» YOUR INSTRUCTIONS: State how many lines of the entries hold the string "icon". Reply with the number alone.

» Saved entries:

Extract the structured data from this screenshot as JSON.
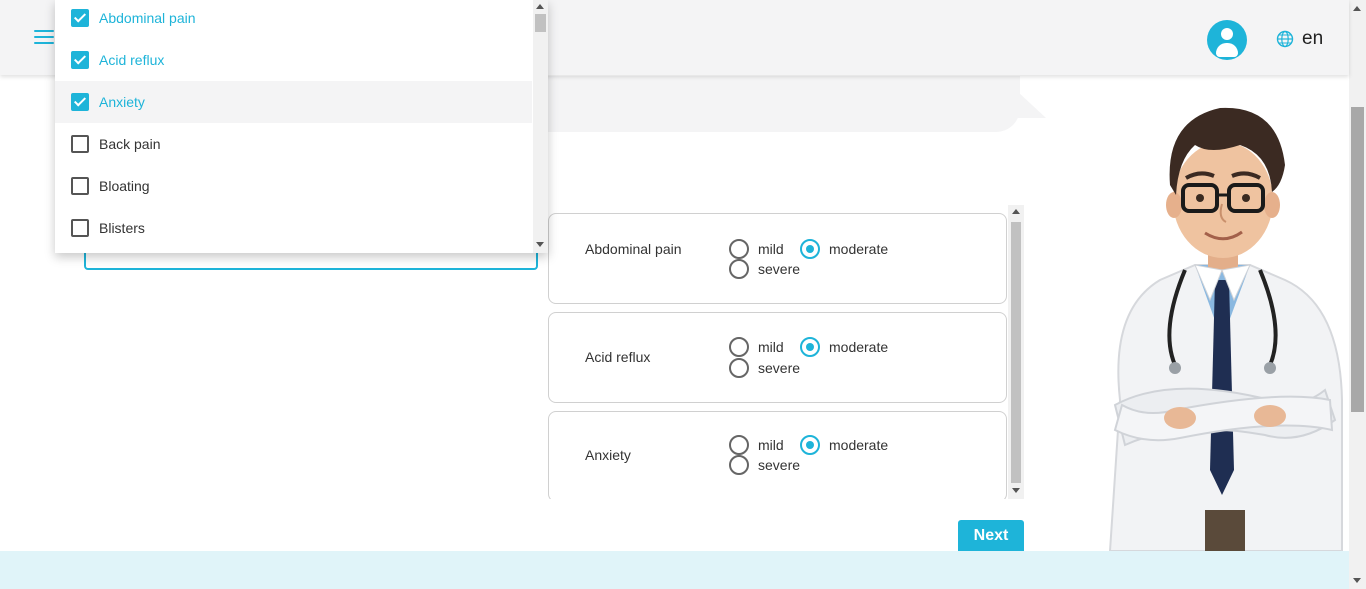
{
  "header": {
    "menu_icon": "hamburger-menu-icon",
    "avatar_icon": "user-avatar-icon",
    "language_icon": "globe-icon",
    "language": "en"
  },
  "symptom_dropdown": {
    "options": [
      {
        "label": "Abdominal pain",
        "checked": true
      },
      {
        "label": "Acid reflux",
        "checked": true
      },
      {
        "label": "Anxiety",
        "checked": true
      },
      {
        "label": "Back pain",
        "checked": false
      },
      {
        "label": "Bloating",
        "checked": false
      },
      {
        "label": "Blisters",
        "checked": false
      }
    ]
  },
  "severity_cards": [
    {
      "symptom": "Abdominal pain",
      "mild": "mild",
      "moderate": "moderate",
      "severe": "severe",
      "selected": "moderate"
    },
    {
      "symptom": "Acid reflux",
      "mild": "mild",
      "moderate": "moderate",
      "severe": "severe",
      "selected": "moderate"
    },
    {
      "symptom": "Anxiety",
      "mild": "mild",
      "moderate": "moderate",
      "severe": "severe",
      "selected": "moderate"
    }
  ],
  "actions": {
    "next_label": "Next"
  },
  "colors": {
    "accent": "#1eb4d9",
    "header_bg": "#f4f4f5",
    "footer_bg": "#e0f4f9"
  },
  "illustration": "doctor-illustration"
}
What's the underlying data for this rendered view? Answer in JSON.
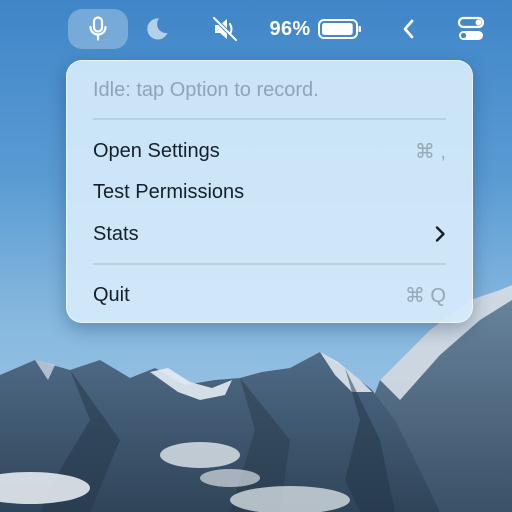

» WRITTEN ANSWER: 3